The Arab League’s economic and social council, including officials and ministers, is to meet on Saturday ahead of a meeting of Arab foreign ministers on Sunday. They are expected to discuss imposing sanctions on Syria.
That could include the suspension of flights to Syria and the freezing of government bank accounts. Ministers have also said that commercial trade with the Syrian government could be halted, “with the exception of strategic commodities so as not to impact the Syrian people.”
‘Final chance for regime’
Pressure on Syria has also come from neighboring Turkey.

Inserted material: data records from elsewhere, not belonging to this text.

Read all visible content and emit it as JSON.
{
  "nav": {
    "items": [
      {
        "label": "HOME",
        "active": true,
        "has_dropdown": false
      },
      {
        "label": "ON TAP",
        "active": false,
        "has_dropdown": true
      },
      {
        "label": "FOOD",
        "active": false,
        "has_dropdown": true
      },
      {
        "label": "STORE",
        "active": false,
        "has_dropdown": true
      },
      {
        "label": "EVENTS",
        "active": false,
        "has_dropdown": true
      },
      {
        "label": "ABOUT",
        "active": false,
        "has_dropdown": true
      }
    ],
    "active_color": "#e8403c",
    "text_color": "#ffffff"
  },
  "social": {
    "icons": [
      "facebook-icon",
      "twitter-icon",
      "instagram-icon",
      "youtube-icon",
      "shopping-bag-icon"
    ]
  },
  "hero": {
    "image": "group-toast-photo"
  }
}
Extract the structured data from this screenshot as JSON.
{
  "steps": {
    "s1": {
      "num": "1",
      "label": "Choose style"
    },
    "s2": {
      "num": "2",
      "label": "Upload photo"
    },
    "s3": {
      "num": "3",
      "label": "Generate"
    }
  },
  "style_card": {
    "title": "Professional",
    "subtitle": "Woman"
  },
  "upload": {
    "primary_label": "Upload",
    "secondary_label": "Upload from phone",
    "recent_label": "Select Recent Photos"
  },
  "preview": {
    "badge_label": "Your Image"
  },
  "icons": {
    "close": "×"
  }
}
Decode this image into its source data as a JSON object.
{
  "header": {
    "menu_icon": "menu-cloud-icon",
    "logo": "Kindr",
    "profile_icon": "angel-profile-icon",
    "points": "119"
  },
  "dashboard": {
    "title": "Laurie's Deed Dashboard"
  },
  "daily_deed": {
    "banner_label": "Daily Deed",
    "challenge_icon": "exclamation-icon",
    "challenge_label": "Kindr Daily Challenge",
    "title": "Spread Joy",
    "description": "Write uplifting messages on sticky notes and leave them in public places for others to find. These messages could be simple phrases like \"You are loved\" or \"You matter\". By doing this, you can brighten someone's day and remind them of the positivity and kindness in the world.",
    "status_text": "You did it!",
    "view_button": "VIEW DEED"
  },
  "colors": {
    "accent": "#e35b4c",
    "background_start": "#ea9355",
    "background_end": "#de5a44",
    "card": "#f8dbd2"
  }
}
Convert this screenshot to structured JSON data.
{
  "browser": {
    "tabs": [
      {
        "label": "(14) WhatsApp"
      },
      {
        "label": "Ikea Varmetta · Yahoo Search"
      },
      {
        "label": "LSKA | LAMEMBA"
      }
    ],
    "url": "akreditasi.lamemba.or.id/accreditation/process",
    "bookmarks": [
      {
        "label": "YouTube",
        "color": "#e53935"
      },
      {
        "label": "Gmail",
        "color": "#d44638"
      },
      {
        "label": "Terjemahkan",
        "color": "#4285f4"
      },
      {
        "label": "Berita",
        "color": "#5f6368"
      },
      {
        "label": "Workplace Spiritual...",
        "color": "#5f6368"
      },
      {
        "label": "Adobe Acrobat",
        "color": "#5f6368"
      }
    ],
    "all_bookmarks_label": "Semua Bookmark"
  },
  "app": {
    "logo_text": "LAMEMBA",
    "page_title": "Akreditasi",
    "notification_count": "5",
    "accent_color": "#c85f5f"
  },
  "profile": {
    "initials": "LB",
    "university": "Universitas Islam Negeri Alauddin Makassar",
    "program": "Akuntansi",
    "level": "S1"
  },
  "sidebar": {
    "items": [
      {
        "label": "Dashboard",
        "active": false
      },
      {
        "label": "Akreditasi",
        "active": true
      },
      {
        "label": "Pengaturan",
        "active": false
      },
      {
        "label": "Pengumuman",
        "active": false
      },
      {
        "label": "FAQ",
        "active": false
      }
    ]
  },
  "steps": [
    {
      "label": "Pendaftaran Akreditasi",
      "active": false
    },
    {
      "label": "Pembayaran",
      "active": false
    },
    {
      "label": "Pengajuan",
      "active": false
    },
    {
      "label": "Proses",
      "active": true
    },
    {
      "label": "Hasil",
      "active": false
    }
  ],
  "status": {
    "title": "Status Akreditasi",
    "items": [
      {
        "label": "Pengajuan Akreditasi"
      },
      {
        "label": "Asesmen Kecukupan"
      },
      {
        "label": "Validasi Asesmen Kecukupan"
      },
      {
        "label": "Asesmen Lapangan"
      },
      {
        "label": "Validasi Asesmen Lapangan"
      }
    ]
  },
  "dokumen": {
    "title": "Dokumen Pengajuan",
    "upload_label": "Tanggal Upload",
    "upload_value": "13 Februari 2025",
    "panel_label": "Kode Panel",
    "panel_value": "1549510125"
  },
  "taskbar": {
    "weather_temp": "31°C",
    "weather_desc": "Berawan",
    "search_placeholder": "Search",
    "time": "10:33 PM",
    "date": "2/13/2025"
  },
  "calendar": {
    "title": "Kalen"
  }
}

Foreign Minister Ahmet Davutoglu on Friday said that the ultimatum had represented a final chance for Assad’s regime.
“Syria had been expected to say yes to the observers,” Davutoglu said after the deadline’s expiry. “As it said no, it increased… the concerns on the humanitarian situation.”
The Syrian Observatory for Human Rights said that at least six people were killed on Friday as thousands demonstrated across the country against the regime of President Bashar al-Assad.
Damascus denied a report that its security forces had opened fire indiscriminately in the Eastern city of Deir Ezzor, killing one 17-year-old.
However, state television said security forces had killed 16 members of a “terrorist gang” in the central province of Homs, arresting dozens and seizing large quantities of weapons.
UN ‘extremely concerned’
In a statement on Friday, the Syrian military vowed to “cut every evil hand” that threatened national security.
Syria’s defiance of the ultimatum comes amid reports of army defectors and armed civilians fighting Assad’s forces in the uprising, with activists urging Syrians to support the rebel Free Syrian Army.
UN Secretary General Ban Ki-moon said on Friday he was “extremely concerned at the escalating crisis and mounting death toll,” in the country.
The UN estimates that at least 3,500 people have been killed in Syria since the uprising began in March.